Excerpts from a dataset
• • • • •
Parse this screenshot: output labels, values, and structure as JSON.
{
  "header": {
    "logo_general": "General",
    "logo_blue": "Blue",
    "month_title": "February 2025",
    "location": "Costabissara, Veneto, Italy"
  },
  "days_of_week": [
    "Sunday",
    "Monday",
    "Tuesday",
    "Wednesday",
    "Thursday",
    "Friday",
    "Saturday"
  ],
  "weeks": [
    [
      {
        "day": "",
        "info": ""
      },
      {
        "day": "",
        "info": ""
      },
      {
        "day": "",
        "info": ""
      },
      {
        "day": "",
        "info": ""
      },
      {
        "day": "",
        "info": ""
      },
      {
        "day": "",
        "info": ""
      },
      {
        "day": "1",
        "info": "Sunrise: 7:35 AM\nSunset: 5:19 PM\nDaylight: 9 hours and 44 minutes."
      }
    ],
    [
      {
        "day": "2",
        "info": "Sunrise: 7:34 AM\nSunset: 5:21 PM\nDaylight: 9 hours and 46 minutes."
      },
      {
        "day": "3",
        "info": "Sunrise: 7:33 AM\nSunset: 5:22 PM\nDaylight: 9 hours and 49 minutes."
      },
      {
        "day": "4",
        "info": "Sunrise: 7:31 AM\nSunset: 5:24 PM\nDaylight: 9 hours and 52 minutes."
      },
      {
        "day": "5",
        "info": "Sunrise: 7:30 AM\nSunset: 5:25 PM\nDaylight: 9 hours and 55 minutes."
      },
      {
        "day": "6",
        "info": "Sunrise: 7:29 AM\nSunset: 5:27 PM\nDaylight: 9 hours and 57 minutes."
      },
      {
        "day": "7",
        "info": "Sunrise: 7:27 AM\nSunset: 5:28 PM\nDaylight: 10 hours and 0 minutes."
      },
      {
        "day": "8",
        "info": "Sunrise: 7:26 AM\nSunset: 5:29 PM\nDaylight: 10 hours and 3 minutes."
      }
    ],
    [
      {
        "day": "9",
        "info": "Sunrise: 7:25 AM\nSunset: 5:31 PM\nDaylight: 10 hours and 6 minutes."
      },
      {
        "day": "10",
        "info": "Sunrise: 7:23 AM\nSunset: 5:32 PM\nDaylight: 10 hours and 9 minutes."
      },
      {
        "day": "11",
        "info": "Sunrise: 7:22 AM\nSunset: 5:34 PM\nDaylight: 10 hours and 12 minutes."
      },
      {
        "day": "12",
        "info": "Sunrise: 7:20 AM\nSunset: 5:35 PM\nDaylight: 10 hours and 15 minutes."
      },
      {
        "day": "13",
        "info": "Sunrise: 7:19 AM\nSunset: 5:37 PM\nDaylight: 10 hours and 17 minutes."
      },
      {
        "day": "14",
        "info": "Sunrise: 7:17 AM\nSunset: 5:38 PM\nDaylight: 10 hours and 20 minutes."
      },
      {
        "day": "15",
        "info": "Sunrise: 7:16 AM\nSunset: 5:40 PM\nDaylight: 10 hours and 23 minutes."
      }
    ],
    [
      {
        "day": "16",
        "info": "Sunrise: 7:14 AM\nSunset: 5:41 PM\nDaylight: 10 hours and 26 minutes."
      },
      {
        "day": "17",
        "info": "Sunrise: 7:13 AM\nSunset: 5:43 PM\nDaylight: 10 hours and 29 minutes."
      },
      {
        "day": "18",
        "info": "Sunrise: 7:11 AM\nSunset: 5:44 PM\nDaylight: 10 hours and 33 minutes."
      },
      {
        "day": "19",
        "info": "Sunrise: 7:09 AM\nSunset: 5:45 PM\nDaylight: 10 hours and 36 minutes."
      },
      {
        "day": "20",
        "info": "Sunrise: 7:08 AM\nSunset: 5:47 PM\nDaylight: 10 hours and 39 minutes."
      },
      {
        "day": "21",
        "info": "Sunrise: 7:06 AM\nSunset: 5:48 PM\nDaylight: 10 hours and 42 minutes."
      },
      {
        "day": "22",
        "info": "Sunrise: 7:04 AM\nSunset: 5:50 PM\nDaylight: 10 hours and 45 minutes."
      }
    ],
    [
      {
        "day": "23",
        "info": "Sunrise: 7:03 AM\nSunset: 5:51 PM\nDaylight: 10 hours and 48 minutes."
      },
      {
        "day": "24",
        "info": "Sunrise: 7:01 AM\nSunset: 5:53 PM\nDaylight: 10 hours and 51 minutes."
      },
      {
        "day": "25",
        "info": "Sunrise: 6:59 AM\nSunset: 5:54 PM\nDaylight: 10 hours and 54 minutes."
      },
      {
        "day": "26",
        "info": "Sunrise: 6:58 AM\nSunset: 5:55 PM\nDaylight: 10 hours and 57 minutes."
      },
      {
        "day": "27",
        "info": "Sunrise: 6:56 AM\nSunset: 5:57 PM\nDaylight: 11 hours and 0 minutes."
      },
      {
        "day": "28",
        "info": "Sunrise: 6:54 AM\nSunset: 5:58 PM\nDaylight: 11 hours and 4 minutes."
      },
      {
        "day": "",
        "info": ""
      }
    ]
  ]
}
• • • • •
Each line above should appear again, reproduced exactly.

Response to this task
Parse this screenshot: output labels, values, and structure as JSON.
{
  "header": {
    "logo_general": "General",
    "logo_blue": "Blue",
    "month_title": "February 2025",
    "location": "Costabissara, Veneto, Italy"
  },
  "days_of_week": [
    "Sunday",
    "Monday",
    "Tuesday",
    "Wednesday",
    "Thursday",
    "Friday",
    "Saturday"
  ],
  "weeks": [
    [
      {
        "day": "",
        "info": ""
      },
      {
        "day": "",
        "info": ""
      },
      {
        "day": "",
        "info": ""
      },
      {
        "day": "",
        "info": ""
      },
      {
        "day": "",
        "info": ""
      },
      {
        "day": "",
        "info": ""
      },
      {
        "day": "1",
        "info": "Sunrise: 7:35 AM\nSunset: 5:19 PM\nDaylight: 9 hours and 44 minutes."
      }
    ],
    [
      {
        "day": "2",
        "info": "Sunrise: 7:34 AM\nSunset: 5:21 PM\nDaylight: 9 hours and 46 minutes."
      },
      {
        "day": "3",
        "info": "Sunrise: 7:33 AM\nSunset: 5:22 PM\nDaylight: 9 hours and 49 minutes."
      },
      {
        "day": "4",
        "info": "Sunrise: 7:31 AM\nSunset: 5:24 PM\nDaylight: 9 hours and 52 minutes."
      },
      {
        "day": "5",
        "info": "Sunrise: 7:30 AM\nSunset: 5:25 PM\nDaylight: 9 hours and 55 minutes."
      },
      {
        "day": "6",
        "info": "Sunrise: 7:29 AM\nSunset: 5:27 PM\nDaylight: 9 hours and 57 minutes."
      },
      {
        "day": "7",
        "info": "Sunrise: 7:27 AM\nSunset: 5:28 PM\nDaylight: 10 hours and 0 minutes."
      },
      {
        "day": "8",
        "info": "Sunrise: 7:26 AM\nSunset: 5:29 PM\nDaylight: 10 hours and 3 minutes."
      }
    ],
    [
      {
        "day": "9",
        "info": "Sunrise: 7:25 AM\nSunset: 5:31 PM\nDaylight: 10 hours and 6 minutes."
      },
      {
        "day": "10",
        "info": "Sunrise: 7:23 AM\nSunset: 5:32 PM\nDaylight: 10 hours and 9 minutes."
      },
      {
        "day": "11",
        "info": "Sunrise: 7:22 AM\nSunset: 5:34 PM\nDaylight: 10 hours and 12 minutes."
      },
      {
        "day": "12",
        "info": "Sunrise: 7:20 AM\nSunset: 5:35 PM\nDaylight: 10 hours and 15 minutes."
      },
      {
        "day": "13",
        "info": "Sunrise: 7:19 AM\nSunset: 5:37 PM\nDaylight: 10 hours and 17 minutes."
      },
      {
        "day": "14",
        "info": "Sunrise: 7:17 AM\nSunset: 5:38 PM\nDaylight: 10 hours and 20 minutes."
      },
      {
        "day": "15",
        "info": "Sunrise: 7:16 AM\nSunset: 5:40 PM\nDaylight: 10 hours and 23 minutes."
      }
    ],
    [
      {
        "day": "16",
        "info": "Sunrise: 7:14 AM\nSunset: 5:41 PM\nDaylight: 10 hours and 26 minutes."
      },
      {
        "day": "17",
        "info": "Sunrise: 7:13 AM\nSunset: 5:43 PM\nDaylight: 10 hours and 29 minutes."
      },
      {
        "day": "18",
        "info": "Sunrise: 7:11 AM\nSunset: 5:44 PM\nDaylight: 10 hours and 33 minutes."
      },
      {
        "day": "19",
        "info": "Sunrise: 7:09 AM\nSunset: 5:45 PM\nDaylight: 10 hours and 36 minutes."
      },
      {
        "day": "20",
        "info": "Sunrise: 7:08 AM\nSunset: 5:47 PM\nDaylight: 10 hours and 39 minutes."
      },
      {
        "day": "21",
        "info": "Sunrise: 7:06 AM\nSunset: 5:48 PM\nDaylight: 10 hours and 42 minutes."
      },
      {
        "day": "22",
        "info": "Sunrise: 7:04 AM\nSunset: 5:50 PM\nDaylight: 10 hours and 45 minutes."
      }
    ],
    [
      {
        "day": "23",
        "info": "Sunrise: 7:03 AM\nSunset: 5:51 PM\nDaylight: 10 hours and 48 minutes."
      },
      {
        "day": "24",
        "info": "Sunrise: 7:01 AM\nSunset: 5:53 PM\nDaylight: 10 hours and 51 minutes."
      },
      {
        "day": "25",
        "info": "Sunrise: 6:59 AM\nSunset: 5:54 PM\nDaylight: 10 hours and 54 minutes."
      },
      {
        "day": "26",
        "info": "Sunrise: 6:58 AM\nSunset: 5:55 PM\nDaylight: 10 hours and 57 minutes."
      },
      {
        "day": "27",
        "info": "Sunrise: 6:56 AM\nSunset: 5:57 PM\nDaylight: 11 hours and 0 minutes."
      },
      {
        "day": "28",
        "info": "Sunrise: 6:54 AM\nSunset: 5:58 PM\nDaylight: 11 hours and 4 minutes."
      },
      {
        "day": "",
        "info": ""
      }
    ]
  ]
}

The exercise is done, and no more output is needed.